4 Ways to Ensure Employees Don’t Miss Your Internal Communications
Establishing a cross-channel employee experience can increase your internal communications and ease your frustrations.
You’ve just finished laying out your employee newsletter for the upcoming month after rounds of editing and approving your team’s work. You walk over to the breakroom, to clear your head and grab a cup of coffee. Some of your colleagues from the Finance department are in there as well making casual “watercooler-style” conversation. One of them mentions the professional development workshop happening tomorrow morning and asks the others if they’ll be attending.
“Oh, where did you see that? I guess I didn’t get that email,” another responds.
We’ve all had those frustrating moments where employees talk about missing their communications. Whether you hear it in passing or receive actual complaints, it can be disheartening to feel as though your work has little impact.
Here at Cerkl, we’ve increased our client’s internal communications by an average of 32%, and I’ve compiled some of the best practices they’ve used to decrease the amount of missed employee messages.
1. Spend time crafting your headlines
Why should your employees read the email you’re sending them? Their inboxes are full of Microsoft notifications, meeting invites, and email threads.
You can get your foot in the door by focusing on your email’s first impression: its headline.

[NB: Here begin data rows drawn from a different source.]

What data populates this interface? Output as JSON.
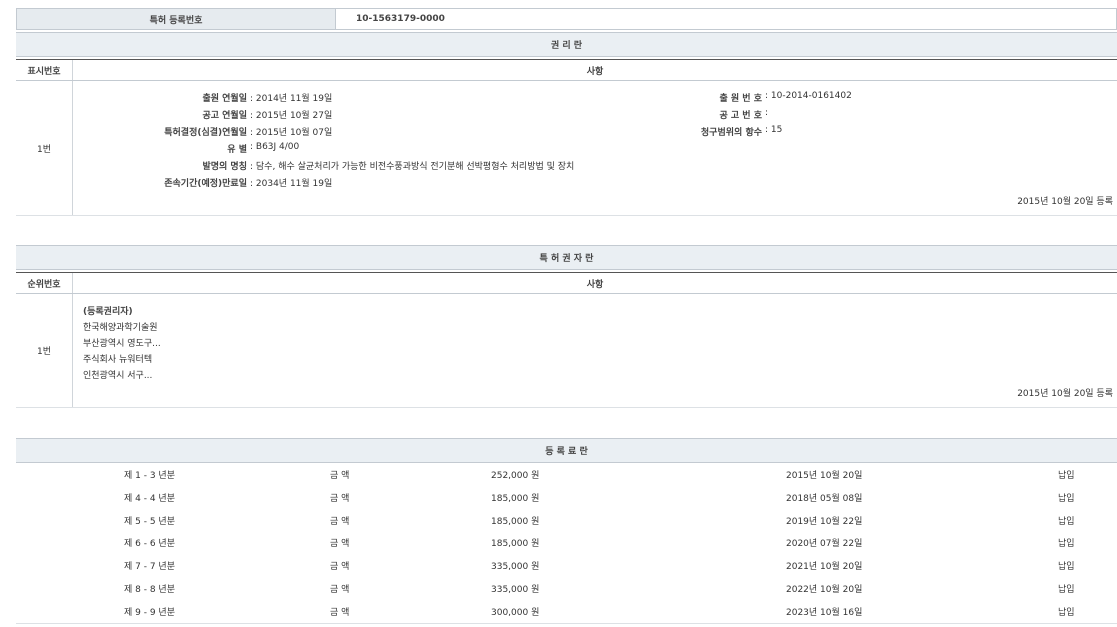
{
  "header": {
    "label": "특허 등록번호",
    "value": "10-1563179-0000"
  },
  "rights": {
    "title": "권 리 란",
    "col_num": "표시번호",
    "col_content": "사항",
    "row_num": "1번",
    "fields_left": [
      {
        "label": "출원 연월일",
        "value": "2014년 11월 19일"
      },
      {
        "label": "공고 연월일",
        "value": "2015년 10월 27일"
      },
      {
        "label": "특허결정(심결)연월일",
        "value": "2015년 10월 07일"
      },
      {
        "label": "유 별",
        "value": "B63J 4/00"
      },
      {
        "label": "발명의 명칭",
        "value": "담수, 해수 살균처리가 가능한 비전수풍과방식 전기분해 선박평형수 처리방법 및 장치"
      },
      {
        "label": "존속기간(예정)만료일",
        "value": "2034년 11월 19일"
      }
    ],
    "fields_right": [
      {
        "label": "출 원 번 호",
        "value": "10-2014-0161402"
      },
      {
        "label": "공 고 번 호",
        "value": ""
      },
      {
        "label": "청구범위의 항수",
        "value": "15"
      }
    ],
    "registered": "2015년 10월 20일 등록"
  },
  "holders": {
    "title": "특 허 권 자 란",
    "col_num": "순위번호",
    "col_content": "사항",
    "row_num": "1번",
    "lines": [
      "(등록권리자)",
      "한국해양과학기술원",
      "부산광역시 영도구...",
      "주식회사 뉴워터텍",
      "인천광역시 서구..."
    ],
    "registered": "2015년 10월 20일 등록"
  },
  "fees": {
    "title": "등 록 료 란",
    "rows": [
      {
        "period": "제 1 - 3 년분",
        "label": "금 액",
        "amount": "252,000 원",
        "date": "2015년 10월 20일",
        "status": "납입"
      },
      {
        "period": "제 4 - 4 년분",
        "label": "금 액",
        "amount": "185,000 원",
        "date": "2018년 05월 08일",
        "status": "납입"
      },
      {
        "period": "제 5 - 5 년분",
        "label": "금 액",
        "amount": "185,000 원",
        "date": "2019년 10월 22일",
        "status": "납입"
      },
      {
        "period": "제 6 - 6 년분",
        "label": "금 액",
        "amount": "185,000 원",
        "date": "2020년 07월 22일",
        "status": "납입"
      },
      {
        "period": "제 7 - 7 년분",
        "label": "금 액",
        "amount": "335,000 원",
        "date": "2021년 10월 20일",
        "status": "납입"
      },
      {
        "period": "제 8 - 8 년분",
        "label": "금 액",
        "amount": "335,000 원",
        "date": "2022년 10월 20일",
        "status": "납입"
      },
      {
        "period": "제 9 - 9 년분",
        "label": "금 액",
        "amount": "300,000 원",
        "date": "2023년 10월 16일",
        "status": "납입"
      }
    ]
  }
}
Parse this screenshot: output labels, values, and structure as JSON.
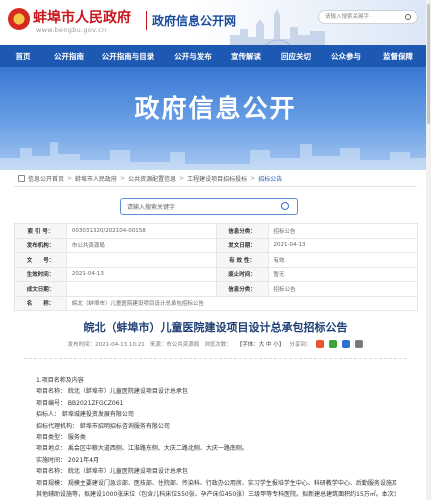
{
  "header": {
    "site_name": "蚌埠市人民政府",
    "site_url": "www.bengbu.gov.cn",
    "subsite_name": "政府信息公开网",
    "search_placeholder": "请输入搜索关键字"
  },
  "nav": [
    "首页",
    "公开指南",
    "公开指南与目录",
    "公开与发布",
    "宣传解读",
    "回应关切",
    "公众参与",
    "监督保障"
  ],
  "banner": {
    "title": "政府信息公开"
  },
  "breadcrumb": [
    "信息公开首页",
    "蚌埠市人民政府",
    "公共资源配置信息",
    "工程建设项目招标投标",
    "招标公告"
  ],
  "search": {
    "placeholder": "请输入搜索关键字"
  },
  "meta": {
    "rows": [
      {
        "k1": "索 引 号：",
        "v1": "003031320/202104-00158",
        "k2": "信息分类：",
        "v2": "招标公告"
      },
      {
        "k1": "发布机构：",
        "v1": "市公共资源局",
        "k2": "发文日期：",
        "v2": "2021-04-13"
      },
      {
        "k1": "文　　号：",
        "v1": "",
        "k2": "有 效 性：",
        "v2": "有效"
      },
      {
        "k1": "生效时间：",
        "v1": "2021-04-13",
        "k2": "废止时间：",
        "v2": "暂无"
      },
      {
        "k1": "成文日期：",
        "v1": "",
        "k2": "信息分类：",
        "v2": "招标公告"
      }
    ],
    "name_label": "名　　称：",
    "name_value": "皖北（蚌埠市）儿童医院建设项目设计总承包招标公告"
  },
  "article": {
    "title": "皖北（蚌埠市）儿童医院建设项目设计总承包招标公告",
    "date": "发布时间：2021-04-13 10:21",
    "source": "来源：市公共资源局",
    "views": "浏览次数：",
    "font_label": "【字体：",
    "font_big": "大",
    "font_mid": "中",
    "font_small": "小",
    "font_end": "】",
    "share_label": "分享到：",
    "paragraphs": [
      "1.项目名称及内容",
      "项目名称：  皖北（蚌埠市）儿童医院建设项目设计总承包",
      "项目编号：  BB2021ZFGCZ061",
      "招标人：  蚌埠城建投资发展有限公司",
      "招标代理机构：  蚌埠市招明招标咨询服务有限公司",
      "项目类型：  服务类",
      "项目地点：  禹会区中粮大道西侧、江淮路东侧、大庆二路北侧、大庆一路南侧。",
      "实施时间：  2021年4月",
      "项目名称：  皖北（蚌埠市）儿童医院建设项目设计总承包",
      "项目规模：  规模主要建设门急诊部、医技部、住院部、传染科、行政办公用房、实习学生报培学生中心、科研教学中心、后勤服务设施及",
      "其他辅助设施等，拟建设1000张床位（包含儿科床位550张、孕产床位450张）三级甲等专科医院。拟新建总建筑面积约15万㎡。本次为设计总承"
    ]
  },
  "colors": {
    "brand_red": "#c8161d",
    "nav_blue": "#1d58b2",
    "title_blue": "#1e3f75"
  }
}
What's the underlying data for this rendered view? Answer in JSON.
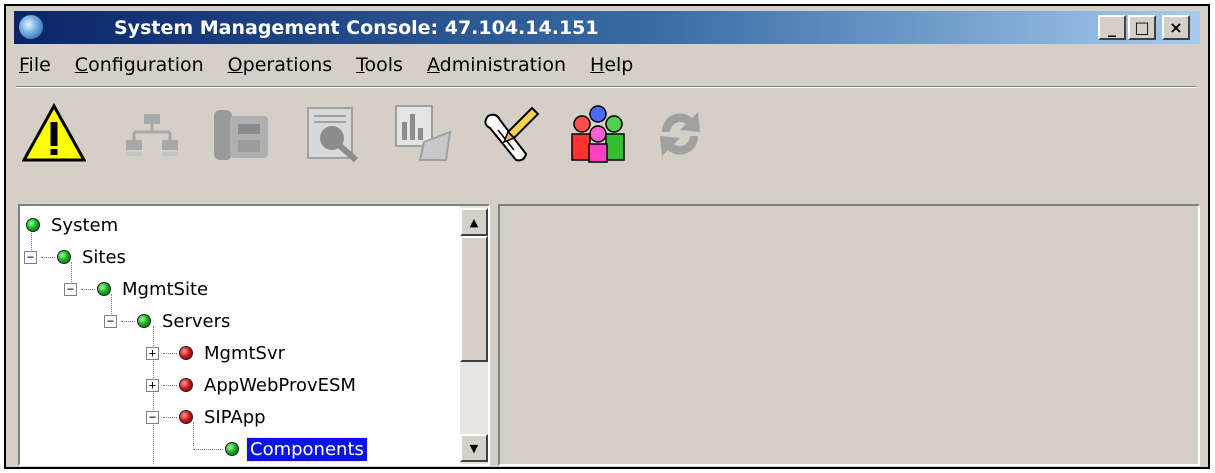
{
  "window": {
    "title": "System Management Console: 47.104.14.151",
    "controls": {
      "minimize": "_",
      "maximize": "□",
      "close": "×"
    }
  },
  "menubar": {
    "items": [
      {
        "mnemonic": "F",
        "rest": "ile"
      },
      {
        "mnemonic": "C",
        "rest": "onfiguration"
      },
      {
        "mnemonic": "O",
        "rest": "perations"
      },
      {
        "mnemonic": "T",
        "rest": "ools"
      },
      {
        "mnemonic": "A",
        "rest": "dministration"
      },
      {
        "mnemonic": "H",
        "rest": "elp"
      }
    ]
  },
  "toolbar": {
    "buttons": [
      {
        "icon": "alarm-warning-icon",
        "enabled": true
      },
      {
        "icon": "topology-icon",
        "enabled": false
      },
      {
        "icon": "telephone-icon",
        "enabled": false
      },
      {
        "icon": "search-report-icon",
        "enabled": false
      },
      {
        "icon": "chart-report-icon",
        "enabled": false
      },
      {
        "icon": "script-edit-icon",
        "enabled": true
      },
      {
        "icon": "users-group-icon",
        "enabled": true
      },
      {
        "icon": "refresh-icon",
        "enabled": false
      }
    ]
  },
  "tree": {
    "nodes": [
      {
        "label": "System",
        "status": "green",
        "expander": ""
      },
      {
        "label": "Sites",
        "status": "green",
        "expander": "−"
      },
      {
        "label": "MgmtSite",
        "status": "green",
        "expander": "−"
      },
      {
        "label": "Servers",
        "status": "green",
        "expander": "−"
      },
      {
        "label": "MgmtSvr",
        "status": "red",
        "expander": "+"
      },
      {
        "label": "AppWebProvESM",
        "status": "red",
        "expander": "+"
      },
      {
        "label": "SIPApp",
        "status": "red",
        "expander": "−"
      },
      {
        "label": "Components",
        "status": "green",
        "expander": "",
        "selected": true
      }
    ],
    "scroll": {
      "up": "▲",
      "down": "▼"
    }
  },
  "colors": {
    "title_start": "#0a246a",
    "title_end": "#a6caf0",
    "selection": "#0a14e6",
    "status_green": "#14a81e",
    "status_red": "#d11212"
  }
}
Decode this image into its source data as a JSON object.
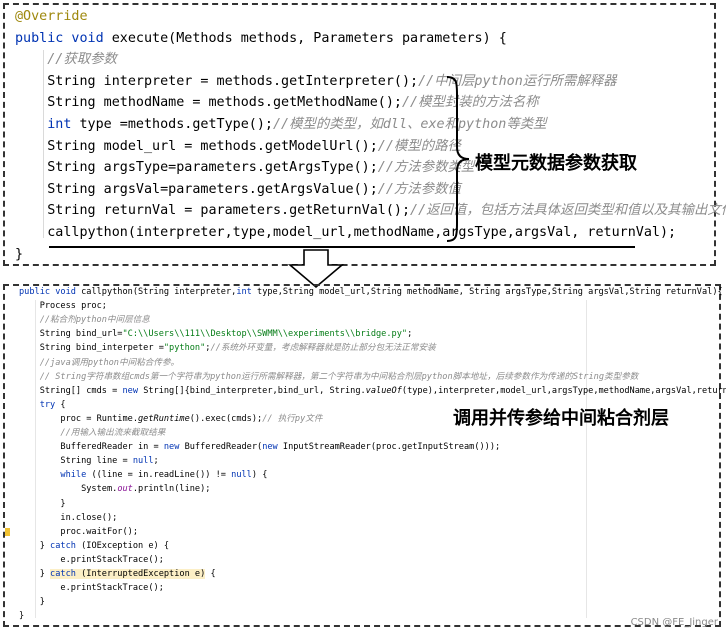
{
  "top": {
    "lines": [
      [
        {
          "c": "ann",
          "t": "@Override"
        }
      ],
      [
        {
          "c": "kw",
          "t": "public void "
        },
        {
          "c": "",
          "t": "execute(Methods methods, Parameters parameters) {"
        }
      ],
      [
        {
          "c": "",
          "t": "    "
        },
        {
          "c": "cm",
          "t": "//获取参数"
        }
      ],
      [
        {
          "c": "",
          "t": "    String interpreter = methods.getInterpreter();"
        },
        {
          "c": "cm",
          "t": "//中间层python运行所需解释器"
        }
      ],
      [
        {
          "c": "",
          "t": "    String methodName = methods.getMethodName();"
        },
        {
          "c": "cm",
          "t": "//模型封装的方法名称"
        }
      ],
      [
        {
          "c": "",
          "t": "    "
        },
        {
          "c": "kw",
          "t": "int "
        },
        {
          "c": "",
          "t": "type =methods.getType();"
        },
        {
          "c": "cm",
          "t": "//模型的类型，如dll、exe和python等类型"
        }
      ],
      [
        {
          "c": "",
          "t": "    String model_url = methods.getModelUrl();"
        },
        {
          "c": "cm",
          "t": "//模型的路径"
        }
      ],
      [
        {
          "c": "",
          "t": "    String argsType=parameters.getArgsType();"
        },
        {
          "c": "cm",
          "t": "//方法参数类型"
        }
      ],
      [
        {
          "c": "",
          "t": "    String argsVal=parameters.getArgsValue();"
        },
        {
          "c": "cm",
          "t": "//方法参数值"
        }
      ],
      [
        {
          "c": "",
          "t": "    String returnVal = parameters.getReturnVal();"
        },
        {
          "c": "cm",
          "t": "//返回值，包括方法具体返回类型和值以及其输出文件路径"
        }
      ],
      [
        {
          "c": "",
          "t": "    callpython(interpreter,type,model_url,methodName,argsType,argsVal, returnVal);"
        }
      ],
      [
        {
          "c": "",
          "t": "}"
        }
      ]
    ],
    "label": "模型元数据参数获取"
  },
  "bottom": {
    "lines": [
      [
        {
          "c": "kw",
          "t": "public void "
        },
        {
          "c": "",
          "t": "callpython(String interpreter,"
        },
        {
          "c": "kw",
          "t": "int "
        },
        {
          "c": "",
          "t": "type,String model_url,String methodName, String argsType,String argsVal,String returnVal){"
        }
      ],
      [
        {
          "c": "",
          "t": "    Process proc;"
        }
      ],
      [
        {
          "c": "",
          "t": "    "
        },
        {
          "c": "cm",
          "t": "//粘合剂python中间层信息"
        }
      ],
      [
        {
          "c": "",
          "t": "    String bind_url="
        },
        {
          "c": "st",
          "t": "\"C:\\\\Users\\\\111\\\\Desktop\\\\SWMM\\\\experiments\\\\bridge.py\""
        },
        {
          "c": "",
          "t": ";"
        }
      ],
      [
        {
          "c": "",
          "t": "    String bind_interpeter ="
        },
        {
          "c": "st",
          "t": "\"python\""
        },
        {
          "c": "",
          "t": ";"
        },
        {
          "c": "cm",
          "t": "//系统外环变量，考虑解释器就是防止部分包无法正常安装"
        }
      ],
      [
        {
          "c": "",
          "t": "    "
        },
        {
          "c": "cm",
          "t": "//java调用python中间粘合传参。"
        }
      ],
      [
        {
          "c": "",
          "t": "    "
        },
        {
          "c": "cm",
          "t": "// String字符串数组cmds第一个字符串为python运行所需解释器，第二个字符串为中间粘合剂层python脚本地址，后续参数作为传递的String类型参数"
        }
      ],
      [
        {
          "c": "",
          "t": "    String[] cmds = "
        },
        {
          "c": "kw",
          "t": "new "
        },
        {
          "c": "",
          "t": "String[]{bind_interpreter,bind_url, String."
        },
        {
          "c": "it",
          "t": "valueOf"
        },
        {
          "c": "",
          "t": "(type),interpreter,model_url,argsType,methodName,argsVal,returnVal};"
        }
      ],
      [
        {
          "c": "",
          "t": "    "
        },
        {
          "c": "kw",
          "t": "try "
        },
        {
          "c": "",
          "t": "{"
        }
      ],
      [
        {
          "c": "",
          "t": "        proc = Runtime."
        },
        {
          "c": "it",
          "t": "getRuntime"
        },
        {
          "c": "",
          "t": "().exec(cmds);"
        },
        {
          "c": "cm",
          "t": "// 执行py文件"
        }
      ],
      [
        {
          "c": "",
          "t": "        "
        },
        {
          "c": "cm",
          "t": "//用输入输出流来截取结果"
        }
      ],
      [
        {
          "c": "",
          "t": "        BufferedReader in = "
        },
        {
          "c": "kw",
          "t": "new "
        },
        {
          "c": "",
          "t": "BufferedReader("
        },
        {
          "c": "kw",
          "t": "new "
        },
        {
          "c": "",
          "t": "InputStreamReader(proc.getInputStream()));"
        }
      ],
      [
        {
          "c": "",
          "t": "        String line = "
        },
        {
          "c": "kw",
          "t": "null"
        },
        {
          "c": "",
          "t": ";"
        }
      ],
      [
        {
          "c": "",
          "t": "        "
        },
        {
          "c": "kw",
          "t": "while "
        },
        {
          "c": "",
          "t": "((line = in.readLine()) != "
        },
        {
          "c": "kw",
          "t": "null"
        },
        {
          "c": "",
          "t": ") {"
        }
      ],
      [
        {
          "c": "",
          "t": "            System."
        },
        {
          "c": "pu",
          "t": "out"
        },
        {
          "c": "",
          "t": ".println(line);"
        }
      ],
      [
        {
          "c": "",
          "t": "        }"
        }
      ],
      [
        {
          "c": "",
          "t": "        in.close();"
        }
      ],
      [
        {
          "c": "",
          "t": "        proc.waitFor();"
        }
      ],
      [
        {
          "c": "",
          "t": "    } "
        },
        {
          "c": "kw",
          "t": "catch "
        },
        {
          "c": "",
          "t": "(IOException e) {"
        }
      ],
      [
        {
          "c": "",
          "t": "        e.printStackTrace();"
        }
      ],
      [
        {
          "c": "",
          "t": "    } "
        },
        {
          "c": "kw hl",
          "t": "catch "
        },
        {
          "c": "hl",
          "t": "(InterruptedException e)"
        },
        {
          "c": "",
          "t": " {"
        }
      ],
      [
        {
          "c": "",
          "t": "        e.printStackTrace();"
        }
      ],
      [
        {
          "c": "",
          "t": "    }"
        }
      ],
      [
        {
          "c": "",
          "t": "}"
        }
      ]
    ],
    "label": "调用并传参给中间粘合剂层"
  },
  "watermark": "CSDN @FE_Jinger"
}
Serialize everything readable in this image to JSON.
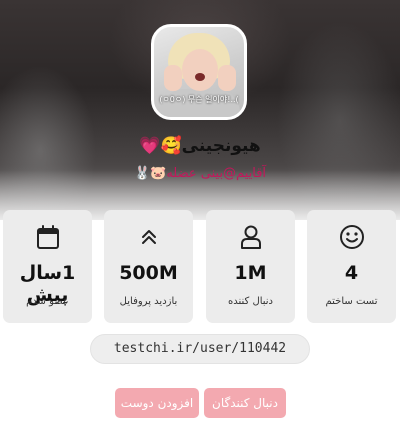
{
  "profile": {
    "avatar_caption": "(ㅇ0ㅇ) 무슨 일이야!..(",
    "name": "هیونجینی🥰💗",
    "handle": "آقاییم@بینی عضله🐷🐰"
  },
  "stats": [
    {
      "value": "4",
      "label": "تست ساختم",
      "icon": "smiley-icon"
    },
    {
      "value": "1M",
      "label": "دنبال کننده",
      "icon": "user-icon"
    },
    {
      "value": "500M",
      "label": "بازدید پروفایل",
      "icon": "double-chevron-up-icon"
    },
    {
      "value": "1سال پیش",
      "label": "عضو شدم",
      "icon": "calendar-icon"
    }
  ],
  "profile_url": "testchi.ir/user/110442",
  "actions": {
    "followers_label": "دنبال کنندگان",
    "add_friend_label": "افزودن دوست"
  },
  "colors": {
    "button_bg": "#f3a9b0",
    "handle_text": "#c2185b",
    "card_bg": "#ececec"
  }
}
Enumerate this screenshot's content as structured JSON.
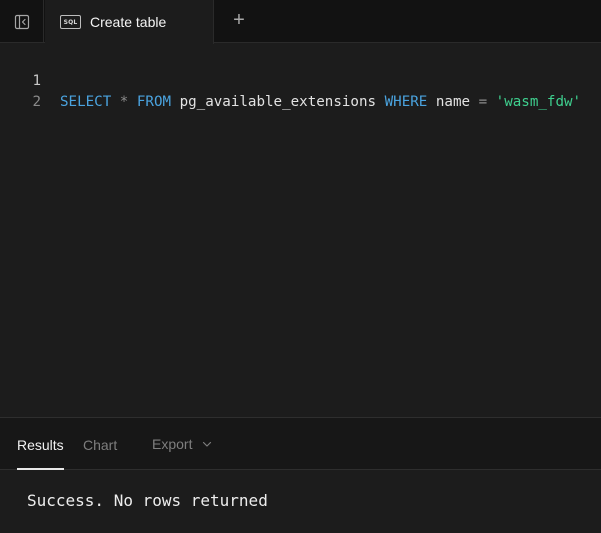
{
  "tab_bar": {
    "sidebar_toggle_icon": "sidebar-collapse-icon",
    "active_tab": {
      "badge": "SQL",
      "label": "Create table"
    },
    "new_tab_icon": "plus-icon",
    "new_tab_glyph": "+"
  },
  "editor": {
    "lines": [
      {
        "number": "1",
        "tokens": [
          {
            "text": "SELECT",
            "kind": "keyword"
          },
          {
            "text": " ",
            "kind": "plain"
          },
          {
            "text": "*",
            "kind": "operator"
          },
          {
            "text": " ",
            "kind": "plain"
          },
          {
            "text": "FROM",
            "kind": "keyword"
          },
          {
            "text": " pg_available_extensions ",
            "kind": "plain"
          },
          {
            "text": "WHERE",
            "kind": "keyword"
          },
          {
            "text": " name ",
            "kind": "plain"
          },
          {
            "text": "=",
            "kind": "operator"
          },
          {
            "text": " ",
            "kind": "plain"
          },
          {
            "text": "'wasm_fdw'",
            "kind": "string"
          }
        ]
      },
      {
        "number": "2",
        "tokens": []
      }
    ]
  },
  "results": {
    "tabs": [
      {
        "label": "Results",
        "active": true
      },
      {
        "label": "Chart",
        "active": false
      },
      {
        "label": "Export",
        "active": false,
        "has_dropdown": true
      }
    ],
    "status": "Success. No rows returned"
  },
  "colors": {
    "background": "#1c1c1c",
    "tabbar_background": "#121212",
    "keyword": "#4aa3df",
    "string": "#3ecf8e",
    "operator": "#8c8c8c"
  }
}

Take the time to workshop it; don’t just use the first thought that comes to mind. I challenge myself to come up with at least five variations with a 40 character max. That way, they aren’t cut off in the preview of the inbox and stay mobile-friendly.
When you’re writing, then ask yourself, “What is the benefit the reader will get from this communication?” If it’s the professional development workshop previously mentioned, then good examples may be “Free professional development workshop” or “Coffee and conversation with our CFO.”
2. Cut down on the number of emails you send
We’ve all received five emails from our organization before lunch, and wish we could mute them.
The average office worker receives 121 emails per day. Reducing the number of emails your employees receive makes them less likely to skip over your communications.
First, look at your delivery metrics for the best times and weekdays to send your newsletter. These times are different for each industry, but if you’re in healthcare, we’ve sifted through 4.5 million client data points to find the most popular delivery stats.
If you want to increase your open rate, even more, give your employees the power to select their own delivery time and frequency. Twenty of the emails that you would send could turn into two while leaving you with an option to send time-sensitive communications if need be.
3. Plan your content around a dispersed workforce
A contractor doesn’t need updates on employee benefits. A Customer Service Representative from Milwaukee shouldn’t be getting the same material as an IT person working out of Ireland.
Your team should be planning your corporate communications around your workforce. Segmenting by location, job type, interests, and more will make your emails employee click-bait instead of scrolled-past content.
Make sure your plan considers different time zones when thinking about your global communications deliveries. I’d hate to get an email in the middle of the night from my company just because it’s 9 am EST.
4. Create a centralized employee comms experience
Internal communicators want to meet their employees where they already are. The need to create content on social media, intranet, newsletter, and possibly mobile app makes sense. With this many touchpoints, it makes sense that there would be a decent amount of overlap.
That’s why streamlining your communications is an essential part of creating an engaging employee experience. Why should your employees get your newsletter only to see the same pieces the moment they log in to the intranet?
If an employee misses communications, make sure there’s an easy way they can search it. A content archive pulls in your website, intranet, app, and video pieces, making one place that’s able to search across all your channels.
If you’re interested in learning more about creating a personalized, cross-channel experience, we’d love to show you how we can simplify and help you improve your internal communications.